That makes no show for Morn —
By Stretch of Limb — or stir of Lid —
An independent One —
Was ever idleness like This?
Upon a Bank of Stone
To bask the Centuries away —
Nor once look up — for Noon?
F463 (1862) J654
For many of us our most famous day will be the one where we don’t wake up. The news will go out and people who haven’t thought of you in years will suddenly tweet about your penchant for tortilla chips and ice cream. In discussing the long and famous sleep, Dickinson here takes another look here at what it means to be dead. For a rather Gothic poet, she expresses a surprisingly mellow view of the experience.
The (probably) hypothetical subject of the poem died in bed during the night. Consequently she’s not yawning or trying to open her eyes when morning arrives. Her sleep is “independent” now, no longer needing either her or her bed. It has taken over now, leading its own idle existence through the corpse.
Dickinson conveyed a similar sense of being in for a long, long sleep in F124, “Safe in their alabaster chambers.” In that poem the “meek members of the Resurrection” are “Untouched by morning – / And untouched by noon” and will be sleeping there while “Worlds scoop their Arcs – / And firmaments – row.” Perhaps her sleepers simply didn’t hear the trumpet call of Resurrection and so continue sleeping century after century, but I think it more likely that Dickinson is suggesting that you could wait forever for that trumpet to blow. In this poem the dead are also going to sleep for centuries. Having missed the morning wake-up call, they sleep through noon as well with no indication that they will ever wake up or be raised.
Being dead is not a bad thing, though. In F124 the dead sleep in “alabaster chambers” with “Rafter of satin and roof of stone.” In the current one they “bask” on their bank of stone. It is an image we saw in F238, “How many times these low feet staggered,” with the “Indolent Housewife” lying in the daisies. In F417, “The Months have ends – the Years – a knot,” the earth tucks the dead into her “mysterious Drawers” where they will have “An ultimate Repose.” See? It’s just like sleeping …

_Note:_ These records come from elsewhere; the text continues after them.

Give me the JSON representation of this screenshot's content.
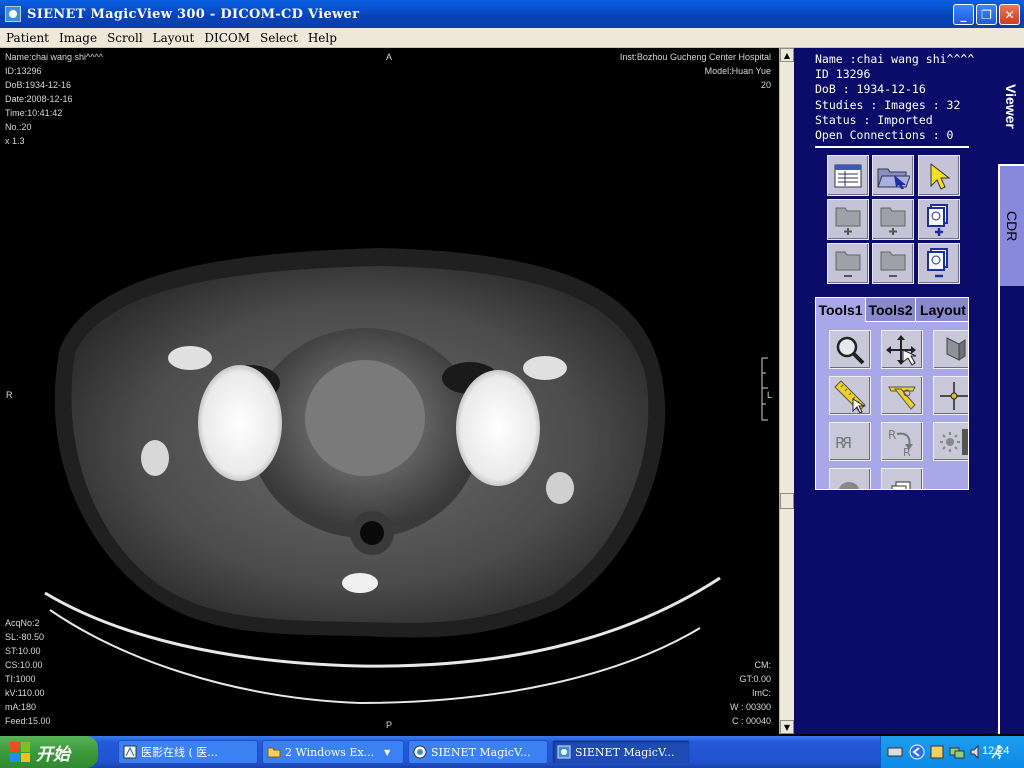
{
  "window": {
    "title": "SIENET MagicView 300  - DICOM-CD Viewer",
    "min_label": "_",
    "max_label": "❐",
    "close_label": "✕"
  },
  "menu": [
    {
      "label": "Patient"
    },
    {
      "label": "Image"
    },
    {
      "label": "Scroll"
    },
    {
      "label": "Layout"
    },
    {
      "label": "DICOM"
    },
    {
      "label": "Select"
    },
    {
      "label": "Help"
    }
  ],
  "overlay": {
    "top_left": [
      "Name:chai wang shi^^^^",
      "ID:13296",
      "DoB:1934-12-16",
      "Date:2008-12-16",
      "Time:10:41:42",
      "No.:20",
      "x 1.3"
    ],
    "top_right": [
      "Inst:Bozhou Gucheng Center Hospital",
      "Model:Huan Yue",
      "20"
    ],
    "bottom_left": [
      "AcqNo:2",
      "SL:-80.50",
      "ST:10.00",
      "CS:10.00",
      "TI:1000",
      "kV:110.00",
      "mA:180",
      "Feed:15.00"
    ],
    "bottom_right": [
      "CM:",
      "GT:0.00",
      "ImC:",
      "W : 00300",
      "C : 00040"
    ],
    "orient_top": "A",
    "orient_left": "R",
    "orient_bottom": "P",
    "orient_right": "L"
  },
  "scrollbar": {
    "up": "▲",
    "down": "▼"
  },
  "info": {
    "name": "Name :chai wang shi^^^^",
    "id": "ID 13296",
    "dob": "DoB : 1934-12-16",
    "studies": "Studies : Images : 32",
    "status": "Status : Imported",
    "connections": "Open Connections : 0"
  },
  "tools_tabs": {
    "tools1": "Tools1",
    "tools2": "Tools2",
    "layout": "Layout"
  },
  "side_tabs": {
    "viewer": "Viewer",
    "cdr": "CDR"
  },
  "taskbar": {
    "start": "开始",
    "tasks": [
      {
        "label": "医影在线 ( 医..."
      },
      {
        "label": "2 Windows Ex..."
      },
      {
        "label": "SIENET MagicV..."
      },
      {
        "label": "SIENET MagicV..."
      }
    ],
    "clock": "12:24"
  },
  "colors": {
    "panel_bg": "#0b0b6a",
    "tools_bg": "#a8a8e8",
    "cdr_tab": "#8888dd",
    "titlebar": "#0a5fe0"
  }
}
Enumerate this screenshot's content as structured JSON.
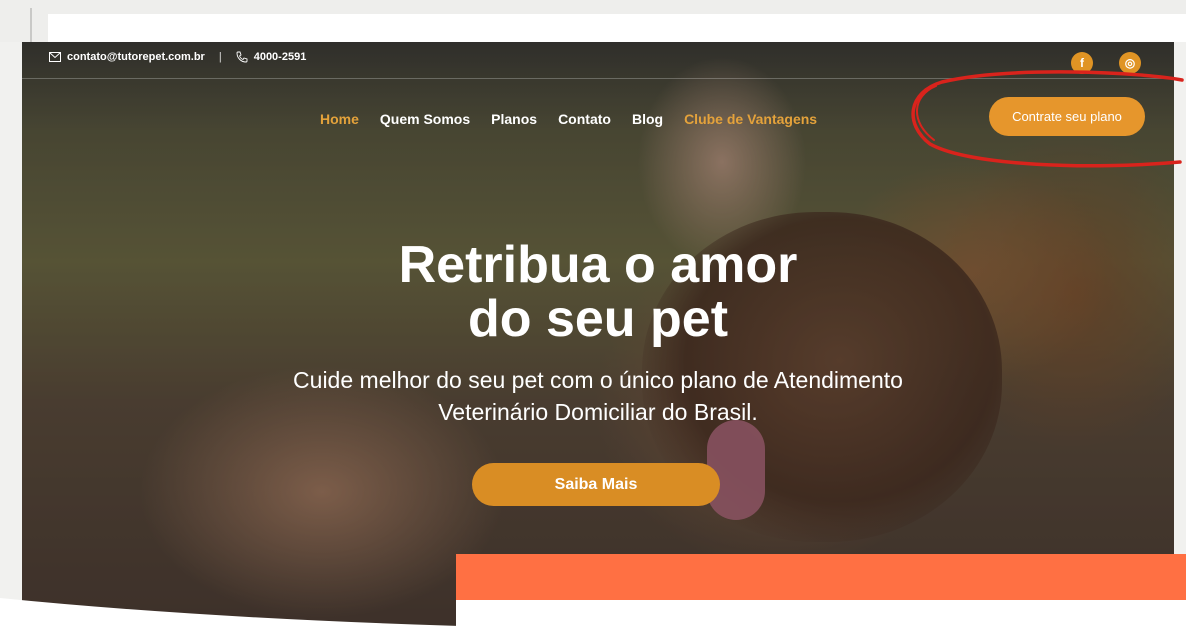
{
  "topbar": {
    "email": "contato@tutorepet.com.br",
    "separator": "|",
    "phone": "4000-2591",
    "social": [
      {
        "icon": "facebook-icon",
        "glyph": "f"
      },
      {
        "icon": "instagram-icon",
        "glyph": "◎"
      }
    ]
  },
  "nav": {
    "items": [
      {
        "label": "Home",
        "state": "active"
      },
      {
        "label": "Quem Somos"
      },
      {
        "label": "Planos"
      },
      {
        "label": "Contato"
      },
      {
        "label": "Blog"
      },
      {
        "label": "Clube de Vantagens",
        "state": "highlighted"
      }
    ],
    "cta_label": "Contrate seu plano"
  },
  "hero": {
    "title_line1": "Retribua o amor",
    "title_line2": "do seu pet",
    "subtitle_line1": "Cuide melhor do seu pet com o único plano de Atendimento",
    "subtitle_line2": "Veterinário Domiciliar do Brasil.",
    "button_label": "Saiba Mais"
  },
  "colors": {
    "accent": "#e6962c",
    "nav_active": "#e4a23b",
    "orange_bar": "#ff7043",
    "annotation_red": "#d9231c"
  }
}
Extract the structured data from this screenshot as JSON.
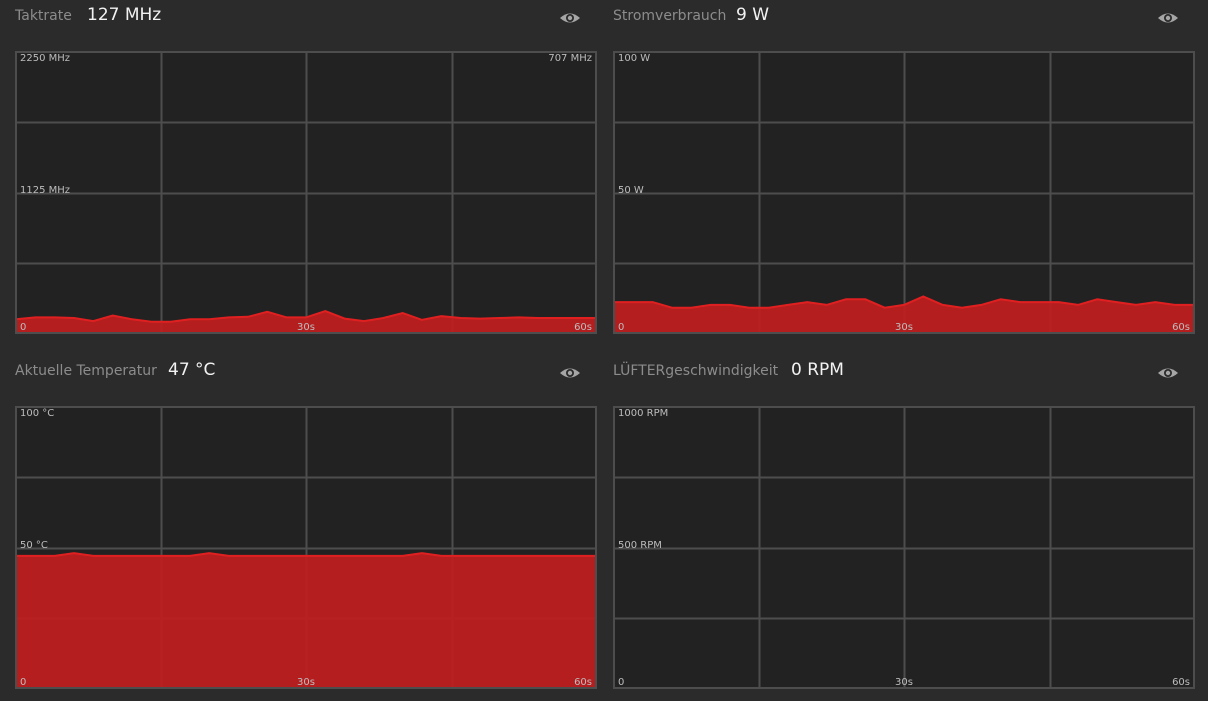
{
  "colors": {
    "background": "#2b2b2b",
    "chart_bg": "#222222",
    "grid": "#4d4d4d",
    "fill": "#c01e1f",
    "line": "#e02020"
  },
  "panels": [
    {
      "label": "Taktrate",
      "value": "127 MHz",
      "icon": "eye-icon",
      "ymax_label": "2250 MHz",
      "ymid_label": "1125 MHz",
      "peak_label": "707 MHz",
      "x_start": "0",
      "x_mid": "30s",
      "x_end": "60s"
    },
    {
      "label": "Stromverbrauch",
      "value": "9 W",
      "icon": "eye-icon",
      "ymax_label": "100 W",
      "ymid_label": "50 W",
      "x_start": "0",
      "x_mid": "30s",
      "x_end": "60s"
    },
    {
      "label": "Aktuelle Temperatur",
      "value": "47 °C",
      "icon": "eye-icon",
      "ymax_label": "100 °C",
      "ymid_label": "50 °C",
      "x_start": "0",
      "x_mid": "30s",
      "x_end": "60s"
    },
    {
      "label": "LÜFTERgeschwindigkeit",
      "value": "0 RPM",
      "icon": "eye-icon",
      "ymax_label": "1000 RPM",
      "ymid_label": "500 RPM",
      "x_start": "0",
      "x_mid": "30s",
      "x_end": "60s"
    }
  ],
  "chart_data": [
    {
      "type": "area",
      "title": "Taktrate",
      "xlim": [
        0,
        60
      ],
      "ylim": [
        0,
        2250
      ],
      "grid": true,
      "x": [
        0,
        2,
        4,
        6,
        8,
        10,
        12,
        14,
        16,
        18,
        20,
        22,
        24,
        26,
        28,
        30,
        32,
        34,
        36,
        38,
        40,
        42,
        44,
        46,
        48,
        50,
        52,
        54,
        56,
        58,
        60
      ],
      "series": [
        {
          "values": [
            110,
            125,
            125,
            120,
            95,
            140,
            110,
            90,
            90,
            110,
            110,
            125,
            130,
            170,
            125,
            125,
            175,
            115,
            95,
            120,
            160,
            105,
            135,
            120,
            115,
            120,
            125,
            120,
            120,
            120,
            120
          ]
        }
      ]
    },
    {
      "type": "area",
      "title": "Stromverbrauch",
      "xlim": [
        0,
        60
      ],
      "ylim": [
        0,
        100
      ],
      "grid": true,
      "x": [
        0,
        2,
        4,
        6,
        8,
        10,
        12,
        14,
        16,
        18,
        20,
        22,
        24,
        26,
        28,
        30,
        32,
        34,
        36,
        38,
        40,
        42,
        44,
        46,
        48,
        50,
        52,
        54,
        56,
        58,
        60
      ],
      "series": [
        {
          "values": [
            11,
            11,
            11,
            9,
            9,
            10,
            10,
            9,
            9,
            10,
            11,
            10,
            12,
            12,
            9,
            10,
            13,
            10,
            9,
            10,
            12,
            11,
            11,
            11,
            10,
            12,
            11,
            10,
            11,
            10,
            10
          ]
        }
      ]
    },
    {
      "type": "area",
      "title": "Aktuelle Temperatur",
      "xlim": [
        0,
        60
      ],
      "ylim": [
        0,
        100
      ],
      "grid": true,
      "x": [
        0,
        2,
        4,
        6,
        8,
        10,
        12,
        14,
        16,
        18,
        20,
        22,
        24,
        26,
        28,
        30,
        32,
        34,
        36,
        38,
        40,
        42,
        44,
        46,
        48,
        50,
        52,
        54,
        56,
        58,
        60
      ],
      "series": [
        {
          "values": [
            47,
            47,
            47,
            48,
            47,
            47,
            47,
            47,
            47,
            47,
            48,
            47,
            47,
            47,
            47,
            47,
            47,
            47,
            47,
            47,
            47,
            48,
            47,
            47,
            47,
            47,
            47,
            47,
            47,
            47,
            47
          ]
        }
      ]
    },
    {
      "type": "area",
      "title": "LÜFTERgeschwindigkeit",
      "xlim": [
        0,
        60
      ],
      "ylim": [
        0,
        1000
      ],
      "grid": true,
      "x": [
        0,
        60
      ],
      "series": [
        {
          "values": [
            0,
            0
          ]
        }
      ]
    }
  ]
}
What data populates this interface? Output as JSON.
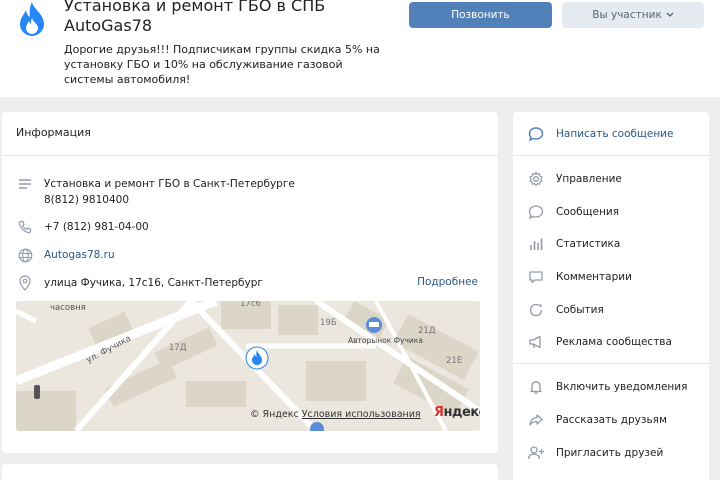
{
  "group": {
    "title": "Установка и ремонт ГБО в СПБ AutoGas78",
    "description": "Дорогие друзья!!! Подписчикам группы скидка 5% на установку ГБО и 10% на обслуживание газовой системы автомобиля!"
  },
  "header": {
    "call_label": "Позвонить",
    "member_label": "Вы участник"
  },
  "info": {
    "heading": "Информация",
    "about_line1": "Установка и ремонт ГБО в Санкт-Петербурге",
    "about_line2": "8(812) 9810400",
    "phone": "+7 (812) 981-04-00",
    "website": "Autogas78.ru",
    "address": "улица Фучика, 17с16, Санкт-Петербург",
    "more_label": "Подробнее"
  },
  "map": {
    "labels": [
      "часовня",
      "ул. Фучика",
      "17с6",
      "19Б",
      "17Д",
      "21Д",
      "21Е",
      "Авторынок Фучика"
    ],
    "attribution": "© Яндекс",
    "terms": "Условия использования",
    "brand_y": "Я",
    "brand_rest": "ндекс"
  },
  "menu": {
    "items": [
      {
        "label": "Написать сообщение",
        "icon": "message-icon"
      },
      {
        "label": "Управление",
        "icon": "gear-icon"
      },
      {
        "label": "Сообщения",
        "icon": "chat-icon"
      },
      {
        "label": "Статистика",
        "icon": "stats-icon"
      },
      {
        "label": "Комментарии",
        "icon": "comment-icon"
      },
      {
        "label": "События",
        "icon": "events-icon"
      },
      {
        "label": "Реклама сообщества",
        "icon": "megaphone-icon"
      },
      {
        "label": "Включить уведомления",
        "icon": "bell-icon"
      },
      {
        "label": "Рассказать друзьям",
        "icon": "share-icon"
      },
      {
        "label": "Пригласить друзей",
        "icon": "add-user-icon"
      }
    ]
  },
  "colors": {
    "accent": "#5181b8",
    "link": "#2a5885",
    "background": "#edeef0"
  }
}
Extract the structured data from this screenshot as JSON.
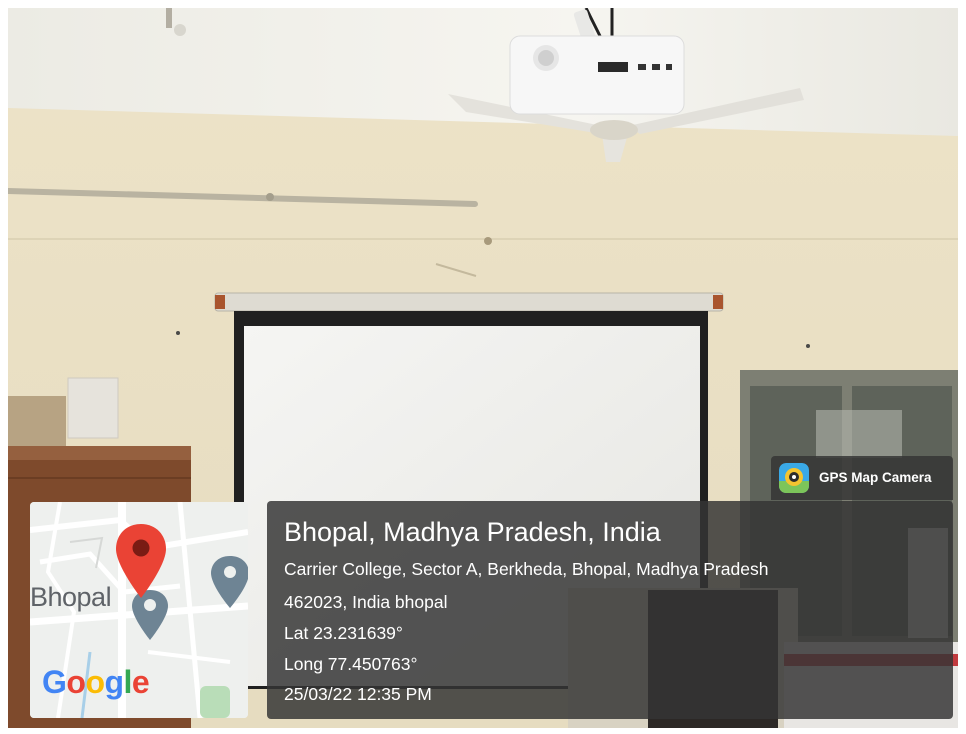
{
  "location": {
    "title": "Bhopal, Madhya Pradesh, India",
    "address_line1": "Carrier College, Sector A, Berkheda, Bhopal, Madhya Pradesh",
    "address_line2": "462023, India bhopal",
    "latitude": "Lat 23.231639°",
    "longitude": "Long 77.450763°",
    "timestamp": "25/03/22 12:35 PM"
  },
  "app_badge": {
    "icon": "gps-map-camera-icon",
    "label": "GPS Map Camera"
  },
  "map": {
    "city_label": "Bhopal",
    "logo_letters": [
      "G",
      "o",
      "o",
      "g",
      "l",
      "e"
    ],
    "logo_colors": [
      "#4285F4",
      "#EA4335",
      "#FBBC05",
      "#4285F4",
      "#34A853",
      "#EA4335"
    ],
    "marker_icon": "map-pin-icon",
    "marker_color": "#EA4335",
    "secondary_marker_icon": "place-pin-icon",
    "secondary_marker_color": "#6E8494"
  },
  "scene": {
    "wall_color": "#EDE3C8",
    "ceiling_color": "#F4F3EE",
    "screen_color": "#F4F4F2"
  }
}
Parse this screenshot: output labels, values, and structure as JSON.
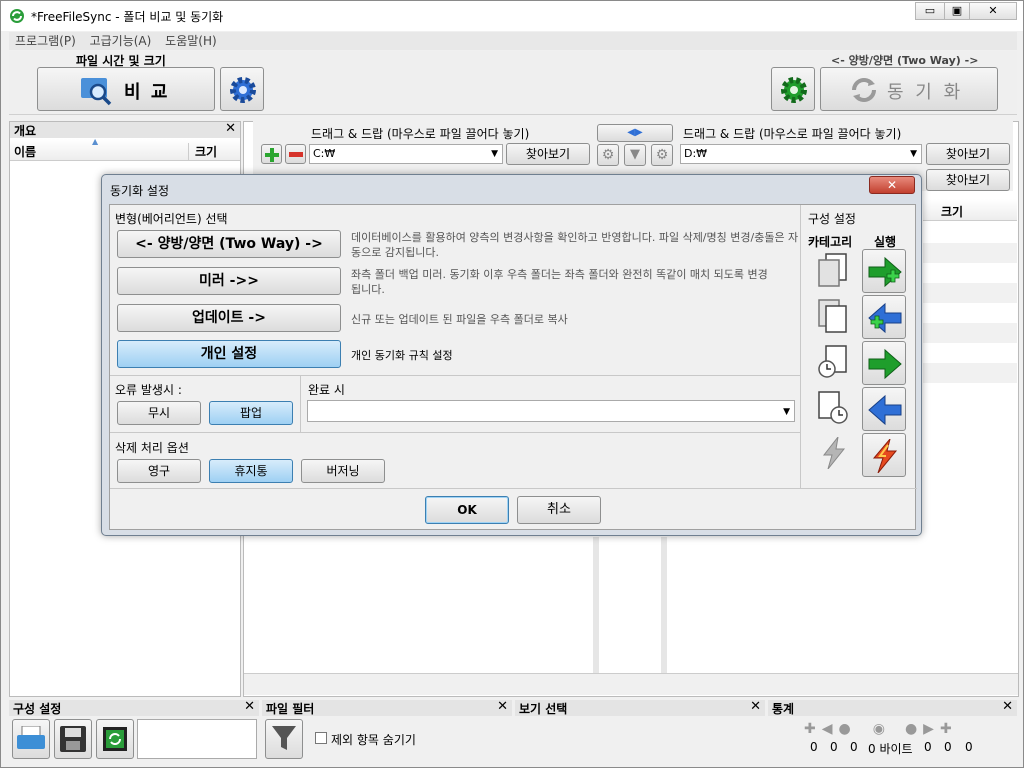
{
  "window": {
    "title": "*FreeFileSync - 폴더 비교 및 동기화",
    "min": "▭",
    "max": "▣",
    "close": "✕"
  },
  "menu": [
    "프로그램(P)",
    "고급기능(A)",
    "도움말(H)"
  ],
  "toolbar": {
    "compare_caption": "파일 시간 및 크기",
    "compare_label": "비 교",
    "sync_caption": "<- 양방/양면 (Two Way) ->",
    "sync_label": "동 기 화"
  },
  "overview": {
    "title": "개요",
    "col_name": "이름",
    "col_size": "크기",
    "sort_arrow": "▲"
  },
  "folders": {
    "left_drag": "드래그 & 드랍 (마우스로 파일 끌어다 놓기)",
    "right_drag": "드래그 & 드랍 (마우스로 파일 끌어다 놓기)",
    "left_path": "C:₩",
    "right_path": "D:₩",
    "browse": "찾아보기",
    "browse2": "찾아보기",
    "right_size_col": "크기",
    "swap": "◀▶"
  },
  "dialog": {
    "title": "동기화 설정",
    "variant_title": "변형(베어리언트) 선택",
    "variants": [
      {
        "label": "<- 양방/양면 (Two Way) ->",
        "desc": "데이터베이스를 활용하여 양측의 변경사항을 확인하고 반영합니다. 파일 삭제/명칭 변경/충돌은 자동으로 감지됩니다."
      },
      {
        "label": "미러 ->>",
        "desc": "좌측 폴더 백업 미러. 동기화 이후 우측 폴더는 좌측 폴더와 완전히 똑같이 매치 되도록 변경 됩니다."
      },
      {
        "label": "업데이트 ->",
        "desc": "신규 또는 업데이트 된 파일을 우측 폴더로 복사"
      },
      {
        "label": "개인 설정",
        "desc": "개인 동기화 규칙 설정"
      }
    ],
    "on_error_title": "오류 발생시 :",
    "on_error_ignore": "무시",
    "on_error_popup": "팝업",
    "on_completion_title": "완료 시",
    "on_completion_value": "",
    "deletion_title": "삭제 처리 옵션",
    "deletion_permanent": "영구",
    "deletion_recycle": "휴지통",
    "deletion_versioning": "버저닝",
    "config_title": "구성 설정",
    "category_header": "카테고리",
    "action_header": "실행",
    "ok": "OK",
    "cancel": "취소",
    "close": "✕"
  },
  "bottom": {
    "config_title": "구성 설정",
    "filter_title": "파일 필터",
    "filter_checkbox": "제외 항목 숨기기",
    "view_title": "보기 선택",
    "stats_title": "통계",
    "stats_values": [
      "0",
      "0",
      "0",
      "0 바이트",
      "0",
      "0",
      "0"
    ]
  },
  "colors": {
    "green": "#1f9e2c",
    "blue": "#2f6fd6",
    "red": "#d4332a",
    "accent": "#3c7fb1"
  }
}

The first line of the poem is a ‘dead’ giveaway as to this theme: It stretches on and on and simplty cannot be hurried. The dashes slow it down as do the word sounds. But once we get past that great slowdown, the poem picks up to a normal pace. The last two lines practically trip off the tongue.
Another version of the poem reads “Within a hut of stone” rather than “Upon a Bank of Stone.” I think the “Bank” is better for we picture the sleeper in her tomb as if she were asleep on a riverbank rather than shut up in a little hut.